Scientists in the UK have developed a computer-aided model that may help predict sepsis by routinely collecting data to identify early symptoms of the life-threatening condition. Sepsis is a major cause of death in hospitals, and early detection is key to preventing deaths, said researchers from the University of Bradford in the UK. The condition is caused by the body’s response to an infection, triggering changes that can damage multiple organ systems.
Every hour of delay is linked to a seven per cent reduction in survival, but delays in detection are common, according to the research published in Canadian Medical Association Journal. Several scores exist to help identify patients with sepsis, including the National Early Warning Score (NEWS) used in the UK’s National Health Service hospitals. Researchers developed the computer-aided National Early Warning Score (cNEWS) to determine if it could enhance the accuracy of predicting sepsis.

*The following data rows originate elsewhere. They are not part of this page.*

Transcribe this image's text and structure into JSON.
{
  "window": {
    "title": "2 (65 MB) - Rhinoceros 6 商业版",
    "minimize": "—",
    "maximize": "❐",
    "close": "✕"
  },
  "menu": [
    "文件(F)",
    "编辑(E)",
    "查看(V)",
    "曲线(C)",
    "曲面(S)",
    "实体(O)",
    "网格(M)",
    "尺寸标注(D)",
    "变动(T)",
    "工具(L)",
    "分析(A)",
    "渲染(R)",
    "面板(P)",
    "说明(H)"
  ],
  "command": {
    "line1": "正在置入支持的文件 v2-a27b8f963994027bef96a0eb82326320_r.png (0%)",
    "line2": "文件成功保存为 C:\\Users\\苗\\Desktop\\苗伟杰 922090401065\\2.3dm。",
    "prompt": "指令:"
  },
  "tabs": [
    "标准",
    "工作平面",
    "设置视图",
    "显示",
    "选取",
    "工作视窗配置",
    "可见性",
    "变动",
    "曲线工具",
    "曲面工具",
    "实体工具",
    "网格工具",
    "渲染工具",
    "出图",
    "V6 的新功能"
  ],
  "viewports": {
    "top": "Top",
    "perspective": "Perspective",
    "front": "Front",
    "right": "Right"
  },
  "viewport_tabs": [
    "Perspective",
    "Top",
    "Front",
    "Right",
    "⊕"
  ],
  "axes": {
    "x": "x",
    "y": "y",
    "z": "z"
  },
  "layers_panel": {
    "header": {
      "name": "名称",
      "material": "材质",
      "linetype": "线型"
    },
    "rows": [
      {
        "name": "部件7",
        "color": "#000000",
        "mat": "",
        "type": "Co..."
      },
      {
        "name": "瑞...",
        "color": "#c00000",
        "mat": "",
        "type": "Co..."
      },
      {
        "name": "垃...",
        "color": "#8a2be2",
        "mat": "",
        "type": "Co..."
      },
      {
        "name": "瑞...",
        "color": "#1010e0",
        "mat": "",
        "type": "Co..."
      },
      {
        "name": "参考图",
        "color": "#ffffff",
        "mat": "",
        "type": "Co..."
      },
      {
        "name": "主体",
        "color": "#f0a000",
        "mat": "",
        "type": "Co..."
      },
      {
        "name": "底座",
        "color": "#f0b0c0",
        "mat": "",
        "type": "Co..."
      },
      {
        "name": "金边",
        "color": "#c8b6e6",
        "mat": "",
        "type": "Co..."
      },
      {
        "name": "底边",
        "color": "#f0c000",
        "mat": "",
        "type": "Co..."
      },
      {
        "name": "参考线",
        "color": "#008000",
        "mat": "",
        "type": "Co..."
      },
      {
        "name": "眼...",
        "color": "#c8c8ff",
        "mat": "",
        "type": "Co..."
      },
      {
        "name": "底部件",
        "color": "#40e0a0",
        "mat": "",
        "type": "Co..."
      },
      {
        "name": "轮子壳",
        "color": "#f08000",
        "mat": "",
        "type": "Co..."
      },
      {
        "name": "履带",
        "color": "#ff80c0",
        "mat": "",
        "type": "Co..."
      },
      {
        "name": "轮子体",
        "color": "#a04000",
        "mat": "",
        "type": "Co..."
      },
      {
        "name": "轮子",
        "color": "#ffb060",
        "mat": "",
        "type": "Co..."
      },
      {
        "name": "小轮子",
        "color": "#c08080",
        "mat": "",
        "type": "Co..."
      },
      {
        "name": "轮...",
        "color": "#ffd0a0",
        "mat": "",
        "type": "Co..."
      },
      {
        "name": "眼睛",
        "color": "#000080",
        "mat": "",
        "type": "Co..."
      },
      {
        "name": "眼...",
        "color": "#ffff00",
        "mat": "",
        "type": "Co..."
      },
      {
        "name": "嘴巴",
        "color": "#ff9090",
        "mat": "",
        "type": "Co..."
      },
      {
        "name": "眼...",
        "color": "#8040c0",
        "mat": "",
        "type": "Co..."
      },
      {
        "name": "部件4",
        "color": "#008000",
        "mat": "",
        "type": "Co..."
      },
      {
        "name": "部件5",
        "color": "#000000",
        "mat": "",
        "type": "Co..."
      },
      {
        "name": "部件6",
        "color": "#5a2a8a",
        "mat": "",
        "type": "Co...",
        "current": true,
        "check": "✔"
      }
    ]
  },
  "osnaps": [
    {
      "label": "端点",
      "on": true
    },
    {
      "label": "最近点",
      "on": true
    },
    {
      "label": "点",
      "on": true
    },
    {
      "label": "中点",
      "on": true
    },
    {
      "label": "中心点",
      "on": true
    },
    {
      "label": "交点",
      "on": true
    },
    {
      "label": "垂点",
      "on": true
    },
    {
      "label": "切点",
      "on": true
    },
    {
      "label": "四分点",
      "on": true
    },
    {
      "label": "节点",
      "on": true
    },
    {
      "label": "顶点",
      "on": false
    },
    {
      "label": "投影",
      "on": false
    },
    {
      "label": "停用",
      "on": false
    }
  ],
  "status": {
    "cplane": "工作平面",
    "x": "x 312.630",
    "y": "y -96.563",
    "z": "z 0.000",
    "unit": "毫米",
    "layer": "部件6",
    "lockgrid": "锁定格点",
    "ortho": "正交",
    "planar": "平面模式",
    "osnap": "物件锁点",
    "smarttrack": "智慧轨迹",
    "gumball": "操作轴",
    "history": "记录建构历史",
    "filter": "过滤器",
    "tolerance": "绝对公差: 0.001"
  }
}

“The main advantage of these computer models is that they are designed to incorporate data that exist in the patient record, can be easily automated and place no extra burden on the hospital staff to collect additional information,” said Professor Mohammed A Mohammed from the University of Bradford. The cNEWS score can trigger screening for sepsis usually within 30 minutes of admission once routinely collected information has been electronically entered into the patient’s medical record.
“These risk scores should support, rather than replace, clinical judgment. We hope they will heighten awareness of sepsis with additional information on this serious condition,” Mohammed said in a statement. Researchers said cNEWS may be introduced carefully into hospitals with appropriate information technology infrastructure and evaluated.